= Beginning of Section =

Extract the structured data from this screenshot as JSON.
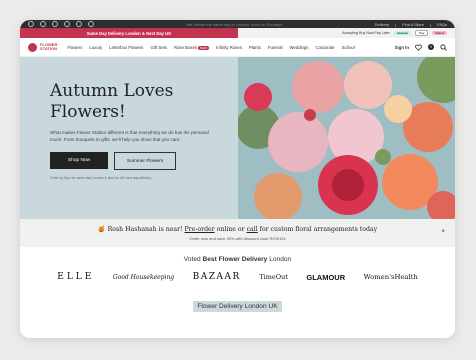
{
  "topbar": {
    "message": "We deliver the same day in London, even on Sundays",
    "links": [
      "Delivery",
      "Find A Store",
      "FAQs"
    ]
  },
  "promo": {
    "left_text": "Same Day Delivery London & Next Day UK",
    "right_text": "Accepting Buy Now Pay Later",
    "payment_options": [
      "clearpay",
      "Pay",
      "Klarna"
    ]
  },
  "nav": {
    "logo_line1": "FLOWER",
    "logo_line2": "STATION",
    "items": [
      "Flowers",
      "Luxury",
      "Letterbox Flowers",
      "Gift Sets",
      "Rose Boxes",
      "Infinity Roses",
      "Plants",
      "Funeral",
      "Weddings",
      "Corporate",
      "School"
    ],
    "new_badge": "NEW",
    "sign_in": "Sign In",
    "basket_count": "0"
  },
  "hero": {
    "title_line1": "Autumn Loves",
    "title_line2": "Flowers!",
    "body": "What makes Flower Station different is that everything we do has the personal touch. From bouquets to gifts, we'll help you show that you care.",
    "primary_button": "Shop Now",
    "secondary_button": "Summer Flowers",
    "small_print": "Order by 5pm for same day London & 3pm for UK next day delivery."
  },
  "notice": {
    "emoji": "🍯",
    "text_a": "Rosh Hashanah is near! ",
    "link_a": "Pre-order",
    "text_b": " online or ",
    "link_b": "call",
    "text_c": " for custom floral arrangements today",
    "subtext": "Order now and save 30% with discount code ROSH24",
    "close": "×"
  },
  "press": {
    "heading_prefix": "Voted ",
    "heading_bold": "Best Flower Delivery",
    "heading_suffix": " London",
    "logos": [
      "ELLE",
      "Good Housekeeping",
      "BAZAAR",
      "TimeOut",
      "GLAMOUR",
      "Women'sHealth"
    ]
  },
  "footer_tag": "Flower Delivery London UK",
  "colors": {
    "brand": "#c2334f",
    "hero_bg": "#c9d8dd"
  }
}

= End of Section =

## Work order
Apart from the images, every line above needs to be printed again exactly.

## Answer below
Extract the structured data from this screenshot as JSON.
{
  "topbar": {
    "message": "We deliver the same day in London, even on Sundays",
    "links": [
      "Delivery",
      "Find A Store",
      "FAQs"
    ]
  },
  "promo": {
    "left_text": "Same Day Delivery London & Next Day UK",
    "right_text": "Accepting Buy Now Pay Later",
    "payment_options": [
      "clearpay",
      "Pay",
      "Klarna"
    ]
  },
  "nav": {
    "logo_line1": "FLOWER",
    "logo_line2": "STATION",
    "items": [
      "Flowers",
      "Luxury",
      "Letterbox Flowers",
      "Gift Sets",
      "Rose Boxes",
      "Infinity Roses",
      "Plants",
      "Funeral",
      "Weddings",
      "Corporate",
      "School"
    ],
    "new_badge": "NEW",
    "sign_in": "Sign In",
    "basket_count": "0"
  },
  "hero": {
    "title_line1": "Autumn Loves",
    "title_line2": "Flowers!",
    "body": "What makes Flower Station different is that everything we do has the personal touch. From bouquets to gifts, we'll help you show that you care.",
    "primary_button": "Shop Now",
    "secondary_button": "Summer Flowers",
    "small_print": "Order by 5pm for same day London & 3pm for UK next day delivery."
  },
  "notice": {
    "emoji": "🍯",
    "text_a": "Rosh Hashanah is near! ",
    "link_a": "Pre-order",
    "text_b": " online or ",
    "link_b": "call",
    "text_c": " for custom floral arrangements today",
    "subtext": "Order now and save 30% with discount code ROSH24",
    "close": "×"
  },
  "press": {
    "heading_prefix": "Voted ",
    "heading_bold": "Best Flower Delivery",
    "heading_suffix": " London",
    "logos": [
      "ELLE",
      "Good Housekeeping",
      "BAZAAR",
      "TimeOut",
      "GLAMOUR",
      "Women'sHealth"
    ]
  },
  "footer_tag": "Flower Delivery London UK",
  "colors": {
    "brand": "#c2334f",
    "hero_bg": "#c9d8dd"
  }
}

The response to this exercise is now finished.